The photo is of a 1980 Pebble Mill at One shoot in Hong Kong.  In the photo are L-R: two unknowns; Jane McLean; John Gilbert; Nigel Davey; John Smith; John Williams; Arthur Heywood.

Thanks to Jane McLean for making this photo available.

Arthur Heywood was a Gaffer at BBC Birmingham from the early/mid 1960s until the 1980s.

Arthur died on Feb 7, 2012.

Colleagues who remember him fondly left the following comments on the Pebble Mill Facebook page:

Jane McLean: ‘One of my very favourite people. Had an amazing trip to Hong Kong and China with him in the 80s. He bought enough furniture out there to furnish a house .. then had to pay at least twice as much to get it shipped back here.’

Carol Churchill: ‘How sad worked with Arthur on lots of dramas and spent many jolly evenings in pubs with him and crew.’

Lesley Weaver: ‘We were only talking about Arthur the other day. That’s very sad he was such a lovely man & adorably cheeky ! I agree Carol lots of jolly times were shared with him. God bless you Arthur! X’

Janice Rider: ‘Simply a lovely man . Very sad’

Rose for Winter – photos by Gail Herbert

Photos copyright Gail Herbert, no reproduction without permission.
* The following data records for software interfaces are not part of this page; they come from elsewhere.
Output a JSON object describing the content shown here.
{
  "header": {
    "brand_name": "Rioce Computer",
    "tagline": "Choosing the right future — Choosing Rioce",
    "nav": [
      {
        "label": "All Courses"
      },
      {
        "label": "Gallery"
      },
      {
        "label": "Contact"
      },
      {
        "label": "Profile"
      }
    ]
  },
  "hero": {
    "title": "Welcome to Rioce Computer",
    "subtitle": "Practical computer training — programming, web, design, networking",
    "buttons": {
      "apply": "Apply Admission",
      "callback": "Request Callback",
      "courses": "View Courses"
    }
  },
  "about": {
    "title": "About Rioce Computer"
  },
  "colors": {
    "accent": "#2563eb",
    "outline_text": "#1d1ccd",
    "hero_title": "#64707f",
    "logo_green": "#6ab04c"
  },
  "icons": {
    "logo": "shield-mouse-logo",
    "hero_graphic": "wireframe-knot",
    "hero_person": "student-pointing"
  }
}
‘Rose for Winter’ was a two part adaptation by Laurie Lee of his book of the same name, of his return to Andalusia in 1951 with his bride Cathy years after the Spanish Civil War.  It was produced at Pebble Mill by John King with narration by Laurie Lee.  It was transmitted on BBC 2, on 23 and 24 December 1989.

The two parter starred John Wild as Laurie Lee and Cordelia Roche as Cathy.

John Williams was the cameraman, assisted by Dave Evans, Richard Reynolds was the recordist, with Gail Herbert the PA.

As I Walked Out One Midsummer Morning – photos from Gail Herbert

Photos from Gail Herbert, no reproduction without permission.

‘As I Walked Out One Midsummer Morning’ was a 2 part recreation of Laurie Lee’s journey on foot across Spain in 1934, during the civil war.  It was produced at Pebble Mill by executive producer John King, written and narrated by Laurie Lee.  John Wild played the part of Laurie Lee.

The first episode, ‘From Home to Madrid’ was transmitted on 5/1/1987, with the second part ‘From Madrid to the South’, shown the following night.

The crew included cameraman John Williams, assistant Dave Evans, sound John Parker, lighting Roy Carn.  Gail Herbert was the production assistant.  David Attwood, who was then a production manager in the Drama Department, directed the dramatised sequences.  He later became a freelance drama director.